Restate the records that follow word for word; no pictures should appear.

==== Data excerpts

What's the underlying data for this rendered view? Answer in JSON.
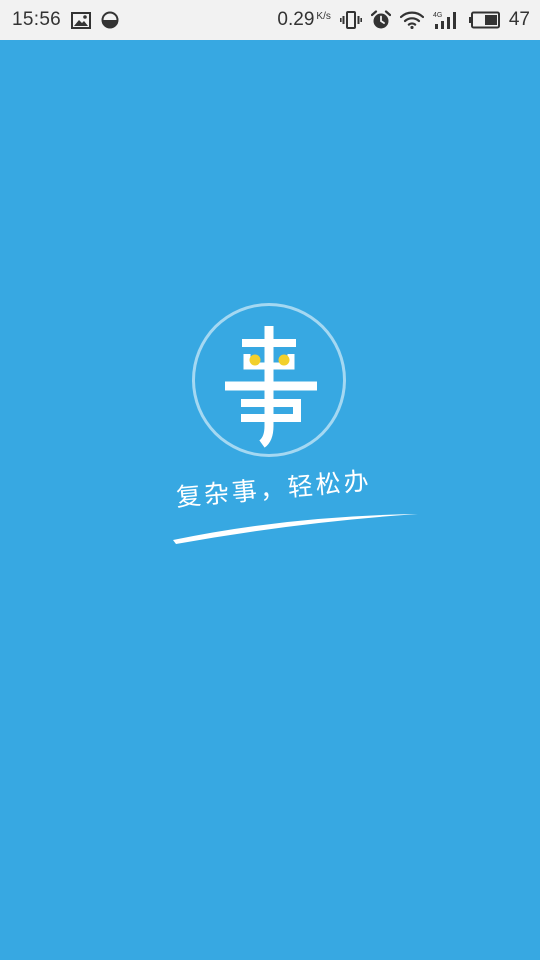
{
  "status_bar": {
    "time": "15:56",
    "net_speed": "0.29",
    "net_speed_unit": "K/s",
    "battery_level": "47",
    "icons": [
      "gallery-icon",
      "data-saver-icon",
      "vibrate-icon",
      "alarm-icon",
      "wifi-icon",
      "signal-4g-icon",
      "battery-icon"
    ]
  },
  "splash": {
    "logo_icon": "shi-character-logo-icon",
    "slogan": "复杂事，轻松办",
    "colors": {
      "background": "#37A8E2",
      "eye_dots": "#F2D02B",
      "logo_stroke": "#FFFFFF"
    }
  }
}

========

Output below:
What's the underlying data for this rendered view? Answer in JSON.
{
  "status_bar": {
    "time": "15:56",
    "net_speed": "0.29",
    "net_speed_unit": "K/s",
    "battery_level": "47",
    "icons": [
      "gallery-icon",
      "data-saver-icon",
      "vibrate-icon",
      "alarm-icon",
      "wifi-icon",
      "signal-4g-icon",
      "battery-icon"
    ]
  },
  "splash": {
    "logo_icon": "shi-character-logo-icon",
    "slogan": "复杂事，轻松办",
    "colors": {
      "background": "#37A8E2",
      "eye_dots": "#F2D02B",
      "logo_stroke": "#FFFFFF"
    }
  }
}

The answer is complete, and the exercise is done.